A growing number of people are calling for collective action in response to climate change. A lot of farmers, people in charge of communal resource management, and people in charge of public land management frequently need to work together in order to achieve the scale required to greatly reduce risks connected with catastrophic weather occurrences. To enhance tenure security over privately held and managed land, multi-stakeholder dialogues that prioritize the interests of marginalized groups, women, and the poor are a promising avenue to pursue alongside more conventional approaches. Comprehensive risk-management strategies call for coordination of efforts by public, corporate, and civil society actors at all scales, from the global to the local, as well as a deeper understanding of the robustness of various risk-management tools under climate uncertainty.
National boards that coordinate risk-management plans and institutions for risk monitoring, prevention, and reaction are examples of proactive, integrated risk management systems that national governments could offer. Risk management can be greatly aided by the private sector, but for this to happen, creative public-private collaborations and clear, effective, and enforced rules are needed. Programs for social protection, such as those that ensure minimum wages or food access, have a significant global expansion in recent years and have the capacity to influence production decisions by influencing risk exposure. Farmers may need to have access to certain inputs in order to participate in CSA programs, such as fertilizer, seeds, or tree seedlings. Widespread adoption is hampered by the absence of such inputs. Productivity and effective resource use are significantly influenced by timely access to fertilizer, which is frequently deficient. These problems can be solved by creative ways to deliver input, including ones that use ICTs.

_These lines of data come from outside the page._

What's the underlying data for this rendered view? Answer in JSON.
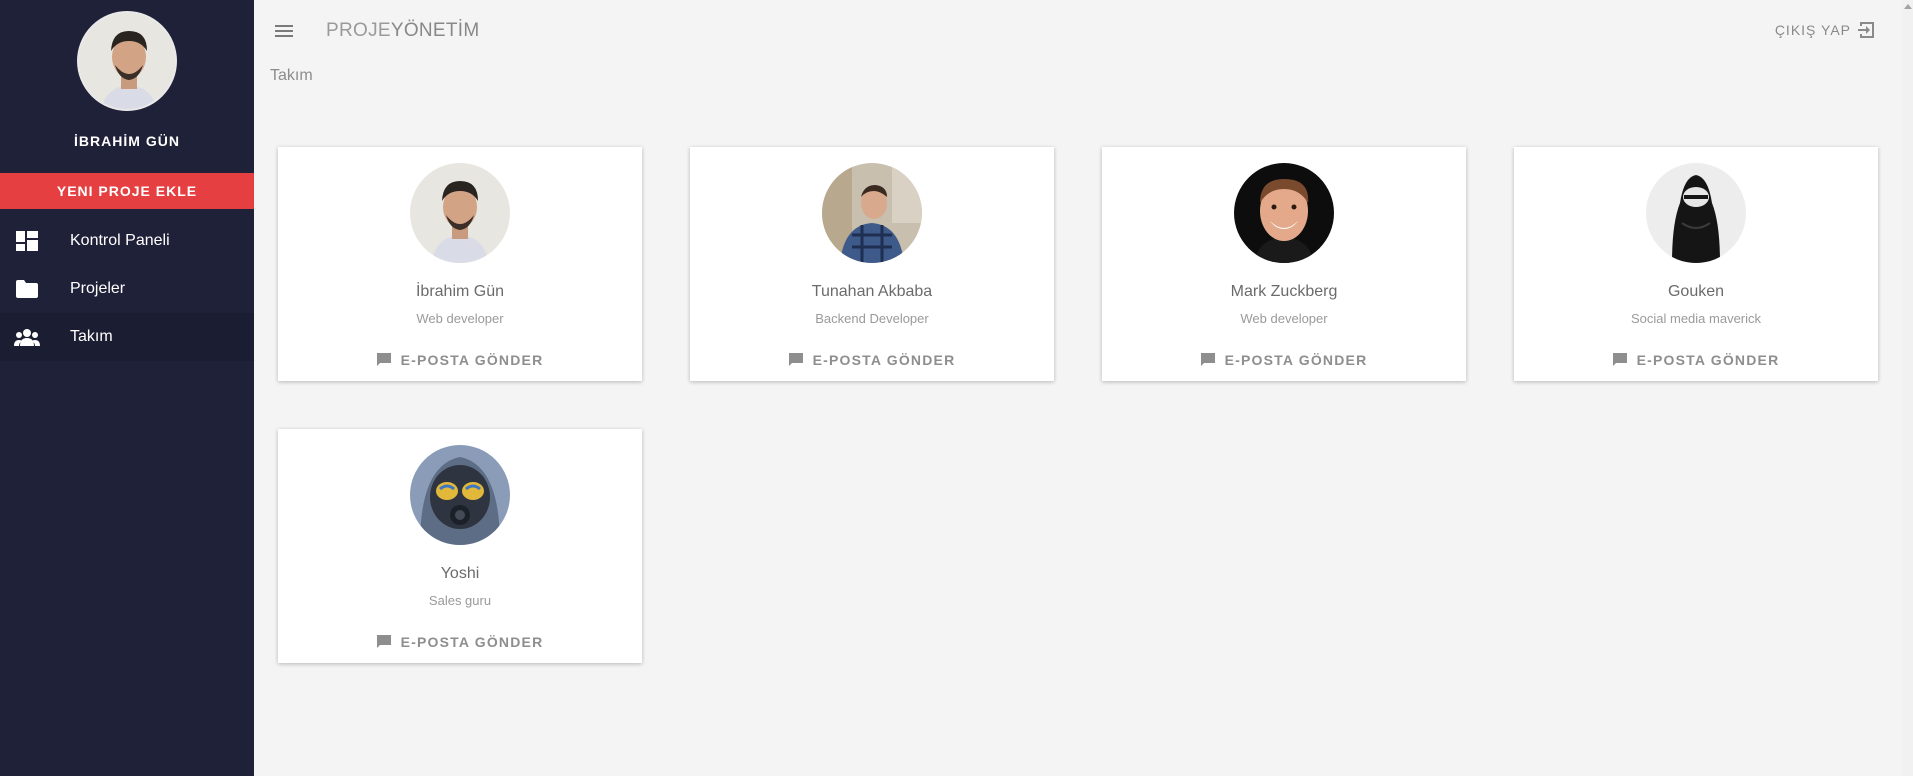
{
  "sidebar": {
    "user_name": "İBRAHİM GÜN",
    "new_project_label": "YENI PROJE EKLE",
    "items": [
      {
        "label": "Kontrol Paneli",
        "icon": "dashboard-icon"
      },
      {
        "label": "Projeler",
        "icon": "folder-icon"
      },
      {
        "label": "Takım",
        "icon": "group-icon"
      }
    ]
  },
  "header": {
    "brand_part1": "PROJE",
    "brand_part2": "YÖNETİM",
    "logout_label": "ÇIKIŞ YAP"
  },
  "breadcrumb": "Takım",
  "team": [
    {
      "name": "İbrahim Gün",
      "role": "Web developer",
      "action": "E-POSTA GÖNDER"
    },
    {
      "name": "Tunahan Akbaba",
      "role": "Backend Developer",
      "action": "E-POSTA GÖNDER"
    },
    {
      "name": "Mark Zuckberg",
      "role": "Web developer",
      "action": "E-POSTA GÖNDER"
    },
    {
      "name": "Gouken",
      "role": "Social media maverick",
      "action": "E-POSTA GÖNDER"
    },
    {
      "name": "Yoshi",
      "role": "Sales guru",
      "action": "E-POSTA GÖNDER"
    }
  ],
  "colors": {
    "sidebar_bg": "#1f2139",
    "accent": "#e53f42",
    "page_bg": "#f4f4f4"
  }
}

Increasing the coordination of agricultural, environmental, and food system policies is the third priority action area for CSA, with the goal of creating enabling policy and regulatory frameworks. In order to resolve trade-offs, gaps, and overlaps, policy domains must be aligned. This can be done by communication amongst pertinent ministries. When it comes to national climate change instruments, such as nationally applicable mitigation actions (NAMAs), national adaptation programs (NAPs), and climate change investment plans, coordination is especially crucial.
Enhancing and refining the financial target in order to facilitate the shift to CSA constitutes the fourth priority action area. An essential component of these efforts is tying climate finance to conventional sources of funding for agriculture. Increased upfront investment will be necessary for agricultural system adaptation, and a key strategy for increasing financial resources is to identify and credit mitigation co-benefits produced during the adaptation process. Agriculture receives inadequate and frequently poorly targeted investment capital.
The overall amount of agricultural investment required by 2050—an estimated US$209 billion—to boost production alone to meet growing demand is still expected to be met by climate finance, even if it may rise dramatically in the coming years. The following sources of climate funding for CSA show the most promise:
(3) The Green Climate Fund (GCF);
(2) The Global Environment Fund (GEF); and
(1) The Adaptation Fund is a novel financing instrument that prioritizes the requirements of the most vulnerable populations and the prospect of direct access
With US$1.26 billion allocated to the climate change program area and US$431 million to the land degradation focal area, the GEF’s replenishment for its sixth programming term, which runs from 2014 to 2018, is US$4.43 billion. Through the use of both public and private resources, the GCF is anticipated to distribute US$100 billion annually by 2020 to cover adaptation and mitigation across all sectors.
Read more: Application of Drone in Agriculture
If you have any questions, thoughts, or suggestions, please contact us or join our social media networks.
Feel free to comment:
Your email address will not be shared with anyone.
Join our LinkedIn group
Join our Facebook group